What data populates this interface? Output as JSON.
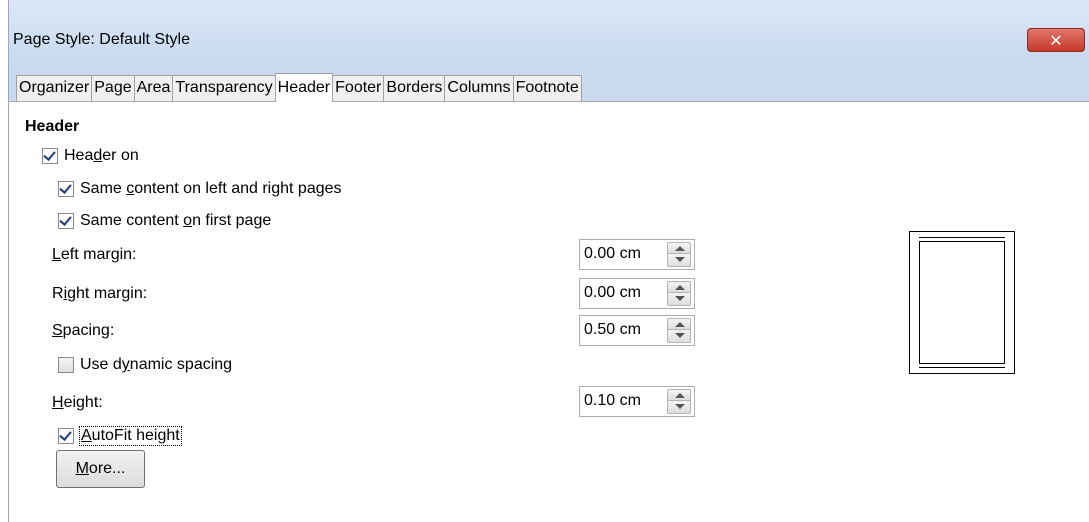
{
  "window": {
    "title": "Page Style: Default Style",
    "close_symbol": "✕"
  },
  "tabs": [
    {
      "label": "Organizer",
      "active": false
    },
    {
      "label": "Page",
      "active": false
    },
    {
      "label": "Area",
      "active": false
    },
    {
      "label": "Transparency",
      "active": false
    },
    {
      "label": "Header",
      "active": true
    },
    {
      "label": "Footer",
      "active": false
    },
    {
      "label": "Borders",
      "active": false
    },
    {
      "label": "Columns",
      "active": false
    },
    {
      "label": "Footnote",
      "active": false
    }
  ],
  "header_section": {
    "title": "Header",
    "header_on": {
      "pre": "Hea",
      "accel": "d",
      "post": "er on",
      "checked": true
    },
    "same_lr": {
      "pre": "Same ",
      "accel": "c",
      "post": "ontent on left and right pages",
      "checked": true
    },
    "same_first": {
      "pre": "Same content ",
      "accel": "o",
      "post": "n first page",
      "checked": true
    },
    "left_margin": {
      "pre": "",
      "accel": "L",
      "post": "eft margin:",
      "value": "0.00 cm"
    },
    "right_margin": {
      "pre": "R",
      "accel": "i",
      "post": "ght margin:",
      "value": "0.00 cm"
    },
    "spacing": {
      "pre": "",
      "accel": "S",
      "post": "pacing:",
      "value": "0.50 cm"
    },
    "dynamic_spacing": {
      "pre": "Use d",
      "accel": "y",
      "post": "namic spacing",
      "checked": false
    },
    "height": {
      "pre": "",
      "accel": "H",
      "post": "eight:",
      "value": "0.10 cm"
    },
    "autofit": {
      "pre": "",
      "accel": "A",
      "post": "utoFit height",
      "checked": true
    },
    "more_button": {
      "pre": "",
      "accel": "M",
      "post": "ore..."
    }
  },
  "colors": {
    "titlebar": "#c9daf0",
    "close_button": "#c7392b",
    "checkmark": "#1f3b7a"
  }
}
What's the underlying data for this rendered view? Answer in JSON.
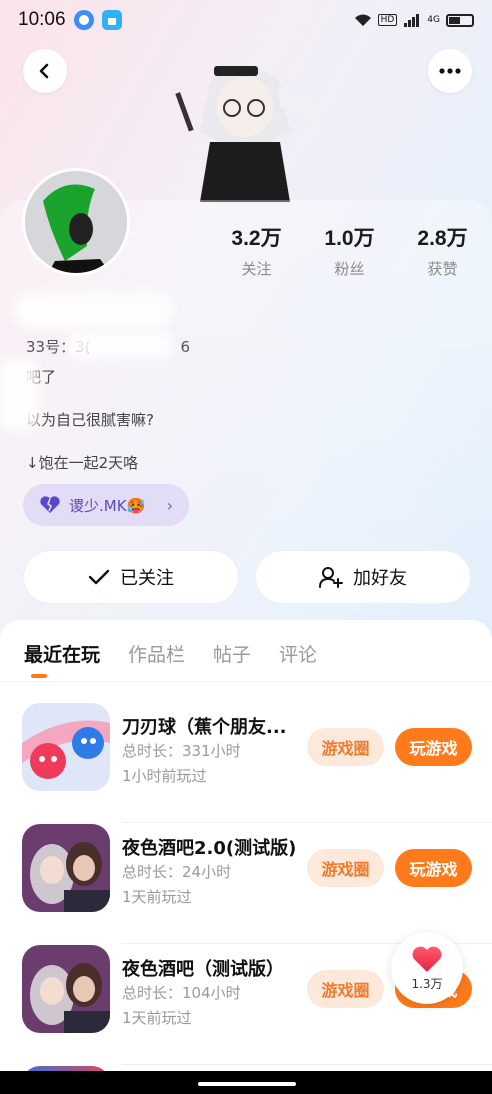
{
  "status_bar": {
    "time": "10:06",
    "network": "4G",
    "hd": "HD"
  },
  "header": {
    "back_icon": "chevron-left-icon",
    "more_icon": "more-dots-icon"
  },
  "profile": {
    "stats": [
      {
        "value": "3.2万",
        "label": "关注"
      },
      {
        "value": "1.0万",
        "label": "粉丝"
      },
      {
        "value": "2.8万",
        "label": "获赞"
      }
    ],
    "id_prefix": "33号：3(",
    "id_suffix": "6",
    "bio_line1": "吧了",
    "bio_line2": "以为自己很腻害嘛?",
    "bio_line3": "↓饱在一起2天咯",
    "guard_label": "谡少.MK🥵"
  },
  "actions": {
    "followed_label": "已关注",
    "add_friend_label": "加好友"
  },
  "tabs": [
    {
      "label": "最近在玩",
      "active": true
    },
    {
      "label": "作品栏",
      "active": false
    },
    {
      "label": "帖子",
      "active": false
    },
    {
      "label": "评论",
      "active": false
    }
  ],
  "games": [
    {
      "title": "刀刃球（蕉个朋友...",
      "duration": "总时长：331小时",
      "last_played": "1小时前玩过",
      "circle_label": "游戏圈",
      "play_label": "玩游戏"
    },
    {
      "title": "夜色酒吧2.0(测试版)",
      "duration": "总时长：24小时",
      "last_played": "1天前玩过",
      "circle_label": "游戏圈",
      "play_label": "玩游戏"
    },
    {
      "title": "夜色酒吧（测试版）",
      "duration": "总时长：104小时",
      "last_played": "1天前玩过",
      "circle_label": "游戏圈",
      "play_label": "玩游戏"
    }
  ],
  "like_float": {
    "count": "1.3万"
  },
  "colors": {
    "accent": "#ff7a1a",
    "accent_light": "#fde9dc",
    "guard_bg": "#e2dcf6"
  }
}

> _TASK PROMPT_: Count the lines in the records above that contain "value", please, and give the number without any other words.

> _RESPONSE TO THE TASK_: 7